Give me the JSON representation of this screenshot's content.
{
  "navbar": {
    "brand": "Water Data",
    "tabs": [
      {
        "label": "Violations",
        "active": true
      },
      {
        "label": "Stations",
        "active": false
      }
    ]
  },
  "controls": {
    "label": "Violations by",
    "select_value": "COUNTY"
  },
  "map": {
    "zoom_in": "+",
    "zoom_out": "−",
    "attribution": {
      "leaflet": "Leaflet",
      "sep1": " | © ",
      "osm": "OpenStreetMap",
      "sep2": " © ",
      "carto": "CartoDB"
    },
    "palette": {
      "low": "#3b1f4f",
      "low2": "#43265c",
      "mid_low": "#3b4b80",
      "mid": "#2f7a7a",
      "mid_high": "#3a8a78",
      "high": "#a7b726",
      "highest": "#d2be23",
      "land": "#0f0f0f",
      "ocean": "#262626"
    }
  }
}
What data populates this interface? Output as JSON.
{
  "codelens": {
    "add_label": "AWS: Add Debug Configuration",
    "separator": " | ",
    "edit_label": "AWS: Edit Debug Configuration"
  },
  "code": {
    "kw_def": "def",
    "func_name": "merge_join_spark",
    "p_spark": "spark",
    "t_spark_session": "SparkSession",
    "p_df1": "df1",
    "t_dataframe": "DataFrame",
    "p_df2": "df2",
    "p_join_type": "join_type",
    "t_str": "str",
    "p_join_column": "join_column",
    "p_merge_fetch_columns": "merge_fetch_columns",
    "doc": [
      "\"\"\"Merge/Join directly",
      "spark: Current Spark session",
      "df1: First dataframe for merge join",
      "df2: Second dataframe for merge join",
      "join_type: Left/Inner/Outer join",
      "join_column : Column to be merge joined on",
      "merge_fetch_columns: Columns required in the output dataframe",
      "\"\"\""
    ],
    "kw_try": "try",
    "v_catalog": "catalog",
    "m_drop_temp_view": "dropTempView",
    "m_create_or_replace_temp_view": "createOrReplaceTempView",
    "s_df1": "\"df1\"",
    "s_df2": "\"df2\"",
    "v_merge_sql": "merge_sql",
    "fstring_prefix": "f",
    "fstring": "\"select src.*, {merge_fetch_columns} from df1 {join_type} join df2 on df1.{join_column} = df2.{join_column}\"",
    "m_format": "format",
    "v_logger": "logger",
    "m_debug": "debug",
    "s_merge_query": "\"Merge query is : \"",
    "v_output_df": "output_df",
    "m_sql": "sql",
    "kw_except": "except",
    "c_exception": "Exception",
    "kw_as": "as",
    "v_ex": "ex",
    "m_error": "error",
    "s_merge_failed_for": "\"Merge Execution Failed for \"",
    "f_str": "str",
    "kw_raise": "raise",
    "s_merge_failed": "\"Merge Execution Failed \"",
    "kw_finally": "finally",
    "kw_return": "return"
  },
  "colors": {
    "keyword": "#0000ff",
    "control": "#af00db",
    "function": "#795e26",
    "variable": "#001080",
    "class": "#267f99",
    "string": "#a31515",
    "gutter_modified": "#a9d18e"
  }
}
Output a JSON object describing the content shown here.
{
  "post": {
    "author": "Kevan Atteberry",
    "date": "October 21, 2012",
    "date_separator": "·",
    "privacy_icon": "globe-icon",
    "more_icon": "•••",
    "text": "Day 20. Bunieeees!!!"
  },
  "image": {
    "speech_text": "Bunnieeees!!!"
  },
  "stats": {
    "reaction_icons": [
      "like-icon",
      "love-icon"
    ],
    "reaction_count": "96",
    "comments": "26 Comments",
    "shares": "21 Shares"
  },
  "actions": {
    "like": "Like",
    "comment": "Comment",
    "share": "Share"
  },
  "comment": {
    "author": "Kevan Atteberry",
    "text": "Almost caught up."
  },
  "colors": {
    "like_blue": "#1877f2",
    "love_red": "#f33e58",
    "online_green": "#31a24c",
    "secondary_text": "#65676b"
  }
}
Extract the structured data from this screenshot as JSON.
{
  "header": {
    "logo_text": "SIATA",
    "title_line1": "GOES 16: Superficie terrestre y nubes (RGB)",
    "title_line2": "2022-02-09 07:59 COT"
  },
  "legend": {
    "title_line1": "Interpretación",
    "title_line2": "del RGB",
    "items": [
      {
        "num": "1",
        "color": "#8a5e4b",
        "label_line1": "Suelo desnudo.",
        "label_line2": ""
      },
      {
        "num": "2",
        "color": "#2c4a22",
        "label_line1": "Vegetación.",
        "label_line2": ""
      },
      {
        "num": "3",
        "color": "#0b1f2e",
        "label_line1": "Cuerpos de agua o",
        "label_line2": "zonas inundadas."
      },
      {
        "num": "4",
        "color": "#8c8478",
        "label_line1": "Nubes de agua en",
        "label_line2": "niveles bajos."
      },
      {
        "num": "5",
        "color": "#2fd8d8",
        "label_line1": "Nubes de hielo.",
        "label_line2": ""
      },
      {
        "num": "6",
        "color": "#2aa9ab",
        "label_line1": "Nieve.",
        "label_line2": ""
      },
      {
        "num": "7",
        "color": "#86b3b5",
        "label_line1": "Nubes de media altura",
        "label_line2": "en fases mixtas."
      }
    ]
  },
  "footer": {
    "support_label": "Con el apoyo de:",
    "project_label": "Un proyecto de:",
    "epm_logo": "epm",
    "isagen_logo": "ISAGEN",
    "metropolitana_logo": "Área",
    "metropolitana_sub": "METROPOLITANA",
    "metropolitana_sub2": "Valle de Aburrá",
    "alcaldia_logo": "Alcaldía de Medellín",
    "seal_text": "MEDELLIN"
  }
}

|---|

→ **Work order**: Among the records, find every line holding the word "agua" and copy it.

→ **Written response**:
        "label_line1": "Cuerpos de agua o",
        "label_line1": "Nubes de agua en",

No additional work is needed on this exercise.